How to complete this task –
Every line of the data that includes "heading" should be copied out.

[Data about app and page elements]
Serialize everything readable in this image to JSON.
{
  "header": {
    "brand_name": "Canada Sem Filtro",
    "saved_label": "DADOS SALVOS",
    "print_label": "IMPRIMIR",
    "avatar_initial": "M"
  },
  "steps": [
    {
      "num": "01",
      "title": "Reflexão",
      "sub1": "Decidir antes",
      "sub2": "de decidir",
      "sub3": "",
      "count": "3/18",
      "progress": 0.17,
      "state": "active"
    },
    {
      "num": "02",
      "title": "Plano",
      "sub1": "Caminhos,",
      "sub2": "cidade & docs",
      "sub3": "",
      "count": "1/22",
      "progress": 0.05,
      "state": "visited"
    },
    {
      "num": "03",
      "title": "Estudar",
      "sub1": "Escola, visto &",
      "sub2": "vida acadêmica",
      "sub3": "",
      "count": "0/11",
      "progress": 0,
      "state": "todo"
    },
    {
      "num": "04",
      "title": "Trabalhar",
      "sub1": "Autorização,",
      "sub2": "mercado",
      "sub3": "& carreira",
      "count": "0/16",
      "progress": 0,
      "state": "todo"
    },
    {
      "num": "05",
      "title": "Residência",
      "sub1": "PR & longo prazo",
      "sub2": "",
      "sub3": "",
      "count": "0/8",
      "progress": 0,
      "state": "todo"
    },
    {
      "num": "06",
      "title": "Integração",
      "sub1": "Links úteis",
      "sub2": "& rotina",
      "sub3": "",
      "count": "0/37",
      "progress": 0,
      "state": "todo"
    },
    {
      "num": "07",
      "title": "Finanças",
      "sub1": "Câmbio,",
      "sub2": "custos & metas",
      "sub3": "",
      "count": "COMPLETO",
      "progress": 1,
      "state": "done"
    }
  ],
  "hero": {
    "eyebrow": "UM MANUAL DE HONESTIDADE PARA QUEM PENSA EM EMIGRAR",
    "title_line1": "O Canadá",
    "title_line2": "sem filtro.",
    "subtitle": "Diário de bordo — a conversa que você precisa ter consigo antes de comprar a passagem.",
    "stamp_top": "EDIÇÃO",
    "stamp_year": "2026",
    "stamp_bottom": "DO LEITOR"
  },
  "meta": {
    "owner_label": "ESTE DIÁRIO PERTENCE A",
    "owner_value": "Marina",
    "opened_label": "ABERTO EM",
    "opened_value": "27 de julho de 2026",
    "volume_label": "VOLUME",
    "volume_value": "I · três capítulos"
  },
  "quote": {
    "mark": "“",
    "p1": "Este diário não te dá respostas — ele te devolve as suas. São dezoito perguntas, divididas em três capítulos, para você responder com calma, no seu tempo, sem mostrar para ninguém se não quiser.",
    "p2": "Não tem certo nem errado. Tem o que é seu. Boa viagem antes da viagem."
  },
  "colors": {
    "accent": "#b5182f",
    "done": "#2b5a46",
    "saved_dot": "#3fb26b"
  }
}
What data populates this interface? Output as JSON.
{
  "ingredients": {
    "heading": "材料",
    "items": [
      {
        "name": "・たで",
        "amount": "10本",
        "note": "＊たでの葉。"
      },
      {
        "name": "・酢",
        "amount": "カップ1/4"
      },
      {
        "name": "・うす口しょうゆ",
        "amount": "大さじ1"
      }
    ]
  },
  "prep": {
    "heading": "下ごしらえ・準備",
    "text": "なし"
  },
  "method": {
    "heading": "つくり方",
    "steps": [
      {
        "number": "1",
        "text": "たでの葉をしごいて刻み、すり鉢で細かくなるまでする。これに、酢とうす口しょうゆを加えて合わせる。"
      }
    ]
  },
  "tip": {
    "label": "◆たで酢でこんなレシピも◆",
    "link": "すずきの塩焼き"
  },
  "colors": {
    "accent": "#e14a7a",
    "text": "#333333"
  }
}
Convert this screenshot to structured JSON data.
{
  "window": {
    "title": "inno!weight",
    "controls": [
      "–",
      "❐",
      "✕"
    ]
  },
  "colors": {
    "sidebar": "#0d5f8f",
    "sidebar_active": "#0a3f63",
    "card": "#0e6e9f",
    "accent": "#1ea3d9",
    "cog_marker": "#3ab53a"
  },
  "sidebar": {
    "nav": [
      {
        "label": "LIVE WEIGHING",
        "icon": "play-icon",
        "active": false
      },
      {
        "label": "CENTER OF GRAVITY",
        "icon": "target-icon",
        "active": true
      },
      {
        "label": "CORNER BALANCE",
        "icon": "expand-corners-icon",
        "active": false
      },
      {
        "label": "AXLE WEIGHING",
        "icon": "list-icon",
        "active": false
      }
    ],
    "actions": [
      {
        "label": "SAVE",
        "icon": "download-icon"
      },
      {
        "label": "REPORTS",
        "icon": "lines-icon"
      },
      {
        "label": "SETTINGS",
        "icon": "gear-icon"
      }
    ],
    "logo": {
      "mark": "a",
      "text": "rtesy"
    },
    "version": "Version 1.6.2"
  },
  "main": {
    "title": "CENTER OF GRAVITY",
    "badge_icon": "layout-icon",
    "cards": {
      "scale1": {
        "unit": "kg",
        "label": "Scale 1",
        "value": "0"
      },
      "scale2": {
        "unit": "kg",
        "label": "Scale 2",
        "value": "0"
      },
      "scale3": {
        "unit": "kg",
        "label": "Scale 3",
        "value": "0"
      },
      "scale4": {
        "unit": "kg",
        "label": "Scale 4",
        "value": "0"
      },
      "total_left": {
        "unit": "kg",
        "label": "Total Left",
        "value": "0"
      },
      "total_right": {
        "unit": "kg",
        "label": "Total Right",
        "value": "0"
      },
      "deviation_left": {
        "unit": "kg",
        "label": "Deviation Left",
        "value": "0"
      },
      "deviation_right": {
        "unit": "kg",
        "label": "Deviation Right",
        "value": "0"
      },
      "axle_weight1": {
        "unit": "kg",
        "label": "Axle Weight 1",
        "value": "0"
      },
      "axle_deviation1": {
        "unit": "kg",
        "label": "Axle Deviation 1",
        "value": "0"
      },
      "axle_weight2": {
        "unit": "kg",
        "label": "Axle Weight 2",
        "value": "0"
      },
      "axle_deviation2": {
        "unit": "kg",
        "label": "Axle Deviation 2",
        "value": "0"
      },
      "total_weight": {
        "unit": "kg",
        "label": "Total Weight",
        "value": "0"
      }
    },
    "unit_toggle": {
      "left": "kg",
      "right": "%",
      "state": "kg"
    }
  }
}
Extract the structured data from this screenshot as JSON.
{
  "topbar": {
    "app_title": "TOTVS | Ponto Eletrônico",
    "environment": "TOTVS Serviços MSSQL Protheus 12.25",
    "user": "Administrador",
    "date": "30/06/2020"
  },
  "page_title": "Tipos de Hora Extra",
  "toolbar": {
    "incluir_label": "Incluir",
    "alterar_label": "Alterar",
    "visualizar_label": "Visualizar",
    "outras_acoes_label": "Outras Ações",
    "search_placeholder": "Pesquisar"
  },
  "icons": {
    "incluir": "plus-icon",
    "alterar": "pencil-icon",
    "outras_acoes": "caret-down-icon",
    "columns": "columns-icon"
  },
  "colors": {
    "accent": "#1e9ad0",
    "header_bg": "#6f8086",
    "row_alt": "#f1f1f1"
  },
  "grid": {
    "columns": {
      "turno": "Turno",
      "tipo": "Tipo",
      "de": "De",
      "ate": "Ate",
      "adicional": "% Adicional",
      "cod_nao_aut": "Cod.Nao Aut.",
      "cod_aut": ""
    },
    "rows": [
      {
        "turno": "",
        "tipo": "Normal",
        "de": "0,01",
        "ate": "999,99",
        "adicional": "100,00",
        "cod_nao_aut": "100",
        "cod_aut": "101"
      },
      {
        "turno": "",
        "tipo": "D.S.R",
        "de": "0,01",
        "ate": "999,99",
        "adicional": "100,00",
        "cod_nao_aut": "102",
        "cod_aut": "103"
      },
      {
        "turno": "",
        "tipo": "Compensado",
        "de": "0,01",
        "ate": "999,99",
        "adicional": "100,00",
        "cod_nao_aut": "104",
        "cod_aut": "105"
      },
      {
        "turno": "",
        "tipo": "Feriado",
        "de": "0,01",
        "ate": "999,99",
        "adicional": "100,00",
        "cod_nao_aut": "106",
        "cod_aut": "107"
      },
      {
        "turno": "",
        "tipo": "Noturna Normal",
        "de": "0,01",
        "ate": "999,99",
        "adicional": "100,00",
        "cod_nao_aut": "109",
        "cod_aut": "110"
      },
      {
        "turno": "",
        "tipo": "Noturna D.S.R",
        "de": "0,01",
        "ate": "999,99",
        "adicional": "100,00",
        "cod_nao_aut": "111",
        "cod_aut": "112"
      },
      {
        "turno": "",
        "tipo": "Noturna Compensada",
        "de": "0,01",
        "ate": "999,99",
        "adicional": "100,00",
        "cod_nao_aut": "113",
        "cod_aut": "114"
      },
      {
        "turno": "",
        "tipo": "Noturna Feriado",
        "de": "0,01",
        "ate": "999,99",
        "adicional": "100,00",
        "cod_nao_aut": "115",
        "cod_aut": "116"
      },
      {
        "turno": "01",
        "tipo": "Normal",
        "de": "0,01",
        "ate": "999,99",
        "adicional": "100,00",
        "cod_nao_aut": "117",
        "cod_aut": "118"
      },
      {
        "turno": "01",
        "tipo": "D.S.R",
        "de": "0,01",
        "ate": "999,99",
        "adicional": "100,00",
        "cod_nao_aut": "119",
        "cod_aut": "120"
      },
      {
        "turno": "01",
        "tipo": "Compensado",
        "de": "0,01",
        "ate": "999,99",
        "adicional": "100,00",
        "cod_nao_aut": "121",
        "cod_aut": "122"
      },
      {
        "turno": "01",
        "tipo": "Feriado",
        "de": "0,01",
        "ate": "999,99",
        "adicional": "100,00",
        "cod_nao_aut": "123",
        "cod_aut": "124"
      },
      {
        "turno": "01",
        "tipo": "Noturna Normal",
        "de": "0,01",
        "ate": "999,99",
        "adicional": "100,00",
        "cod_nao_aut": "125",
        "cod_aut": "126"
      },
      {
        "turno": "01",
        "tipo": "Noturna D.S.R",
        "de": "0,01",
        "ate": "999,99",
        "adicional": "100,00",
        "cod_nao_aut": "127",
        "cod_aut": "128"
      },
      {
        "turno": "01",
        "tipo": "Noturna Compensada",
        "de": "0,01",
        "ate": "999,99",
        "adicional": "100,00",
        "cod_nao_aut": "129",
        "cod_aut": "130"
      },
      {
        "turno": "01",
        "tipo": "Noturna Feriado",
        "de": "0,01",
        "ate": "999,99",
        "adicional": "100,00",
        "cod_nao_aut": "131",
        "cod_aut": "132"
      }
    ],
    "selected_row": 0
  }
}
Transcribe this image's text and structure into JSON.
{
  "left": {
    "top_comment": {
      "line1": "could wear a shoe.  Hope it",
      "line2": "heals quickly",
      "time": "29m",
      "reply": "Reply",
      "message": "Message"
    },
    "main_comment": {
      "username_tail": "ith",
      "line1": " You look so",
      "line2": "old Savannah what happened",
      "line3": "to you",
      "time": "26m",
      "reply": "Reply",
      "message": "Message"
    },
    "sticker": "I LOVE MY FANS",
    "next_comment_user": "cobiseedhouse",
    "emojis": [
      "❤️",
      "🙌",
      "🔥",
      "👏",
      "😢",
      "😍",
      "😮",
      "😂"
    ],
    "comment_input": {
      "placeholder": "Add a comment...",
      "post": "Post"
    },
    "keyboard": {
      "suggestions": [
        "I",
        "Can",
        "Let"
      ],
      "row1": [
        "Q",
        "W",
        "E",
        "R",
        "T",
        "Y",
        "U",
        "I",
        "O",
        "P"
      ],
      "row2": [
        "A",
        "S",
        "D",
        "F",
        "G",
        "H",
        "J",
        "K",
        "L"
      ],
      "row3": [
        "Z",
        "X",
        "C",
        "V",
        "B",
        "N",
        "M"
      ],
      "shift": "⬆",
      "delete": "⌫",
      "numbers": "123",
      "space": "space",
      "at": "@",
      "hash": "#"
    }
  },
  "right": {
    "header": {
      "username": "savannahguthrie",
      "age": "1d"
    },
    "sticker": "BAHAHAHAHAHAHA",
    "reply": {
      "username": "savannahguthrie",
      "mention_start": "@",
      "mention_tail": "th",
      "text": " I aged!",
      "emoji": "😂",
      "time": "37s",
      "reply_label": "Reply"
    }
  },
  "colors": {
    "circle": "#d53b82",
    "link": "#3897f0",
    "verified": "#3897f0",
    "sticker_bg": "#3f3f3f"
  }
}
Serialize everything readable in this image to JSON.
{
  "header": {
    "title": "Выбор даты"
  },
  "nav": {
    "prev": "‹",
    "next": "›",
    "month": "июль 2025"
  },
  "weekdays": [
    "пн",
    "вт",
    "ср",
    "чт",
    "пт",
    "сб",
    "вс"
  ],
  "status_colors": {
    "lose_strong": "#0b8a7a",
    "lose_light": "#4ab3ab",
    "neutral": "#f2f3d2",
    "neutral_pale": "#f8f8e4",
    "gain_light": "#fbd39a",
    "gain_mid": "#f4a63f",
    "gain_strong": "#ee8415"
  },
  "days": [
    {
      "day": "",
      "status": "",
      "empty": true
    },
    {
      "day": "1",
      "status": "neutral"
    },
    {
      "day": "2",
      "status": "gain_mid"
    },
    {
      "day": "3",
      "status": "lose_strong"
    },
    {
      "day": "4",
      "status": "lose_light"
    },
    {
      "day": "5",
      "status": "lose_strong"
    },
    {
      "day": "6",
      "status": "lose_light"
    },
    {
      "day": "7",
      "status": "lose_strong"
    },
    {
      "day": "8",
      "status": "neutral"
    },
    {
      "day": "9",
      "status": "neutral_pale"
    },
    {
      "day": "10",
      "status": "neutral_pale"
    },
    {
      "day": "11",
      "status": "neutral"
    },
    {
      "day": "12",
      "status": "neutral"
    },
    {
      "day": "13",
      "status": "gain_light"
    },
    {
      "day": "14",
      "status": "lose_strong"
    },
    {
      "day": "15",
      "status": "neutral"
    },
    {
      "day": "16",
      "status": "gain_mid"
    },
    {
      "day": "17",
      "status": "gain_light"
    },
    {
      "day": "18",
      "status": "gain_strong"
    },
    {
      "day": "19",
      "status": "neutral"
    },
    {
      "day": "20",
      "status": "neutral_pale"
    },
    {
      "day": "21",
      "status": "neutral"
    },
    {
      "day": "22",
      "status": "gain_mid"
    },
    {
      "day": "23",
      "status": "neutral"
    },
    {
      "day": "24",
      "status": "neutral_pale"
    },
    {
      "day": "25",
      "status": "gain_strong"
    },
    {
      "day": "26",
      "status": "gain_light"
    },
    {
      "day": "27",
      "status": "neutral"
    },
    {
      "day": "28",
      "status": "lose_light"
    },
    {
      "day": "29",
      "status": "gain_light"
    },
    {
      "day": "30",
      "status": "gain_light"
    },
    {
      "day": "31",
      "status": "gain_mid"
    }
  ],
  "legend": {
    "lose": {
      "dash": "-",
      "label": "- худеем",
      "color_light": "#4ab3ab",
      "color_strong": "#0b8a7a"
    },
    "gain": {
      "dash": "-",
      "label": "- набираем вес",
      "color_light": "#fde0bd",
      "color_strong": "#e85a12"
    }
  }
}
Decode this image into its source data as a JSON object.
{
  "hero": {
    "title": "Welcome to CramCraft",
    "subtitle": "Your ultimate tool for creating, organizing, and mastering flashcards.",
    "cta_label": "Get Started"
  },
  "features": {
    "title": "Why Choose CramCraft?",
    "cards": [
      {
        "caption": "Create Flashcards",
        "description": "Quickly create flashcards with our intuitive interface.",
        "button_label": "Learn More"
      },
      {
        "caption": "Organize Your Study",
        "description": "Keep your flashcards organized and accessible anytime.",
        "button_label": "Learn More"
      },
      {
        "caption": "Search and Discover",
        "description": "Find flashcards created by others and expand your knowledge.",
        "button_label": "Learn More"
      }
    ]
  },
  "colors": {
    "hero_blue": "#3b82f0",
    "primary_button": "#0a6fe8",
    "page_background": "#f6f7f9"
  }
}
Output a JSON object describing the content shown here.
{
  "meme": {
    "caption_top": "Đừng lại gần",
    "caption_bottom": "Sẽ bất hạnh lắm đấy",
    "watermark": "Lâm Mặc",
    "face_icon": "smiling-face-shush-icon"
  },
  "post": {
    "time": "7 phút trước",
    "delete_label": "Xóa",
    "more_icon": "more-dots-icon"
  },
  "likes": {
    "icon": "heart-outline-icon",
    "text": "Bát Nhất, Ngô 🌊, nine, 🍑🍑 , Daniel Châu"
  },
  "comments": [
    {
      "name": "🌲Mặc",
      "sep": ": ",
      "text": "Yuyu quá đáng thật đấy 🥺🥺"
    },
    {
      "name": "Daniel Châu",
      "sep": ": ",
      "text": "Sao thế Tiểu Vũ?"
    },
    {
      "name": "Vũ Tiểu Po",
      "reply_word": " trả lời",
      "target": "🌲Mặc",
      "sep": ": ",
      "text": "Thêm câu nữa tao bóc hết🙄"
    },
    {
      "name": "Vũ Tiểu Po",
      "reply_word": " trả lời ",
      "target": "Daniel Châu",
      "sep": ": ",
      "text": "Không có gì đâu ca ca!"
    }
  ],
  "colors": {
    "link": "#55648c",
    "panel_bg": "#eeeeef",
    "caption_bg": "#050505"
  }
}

Response box –
    "heading": "材料",
    "heading": "下ごしらえ・準備",
    "heading": "つくり方",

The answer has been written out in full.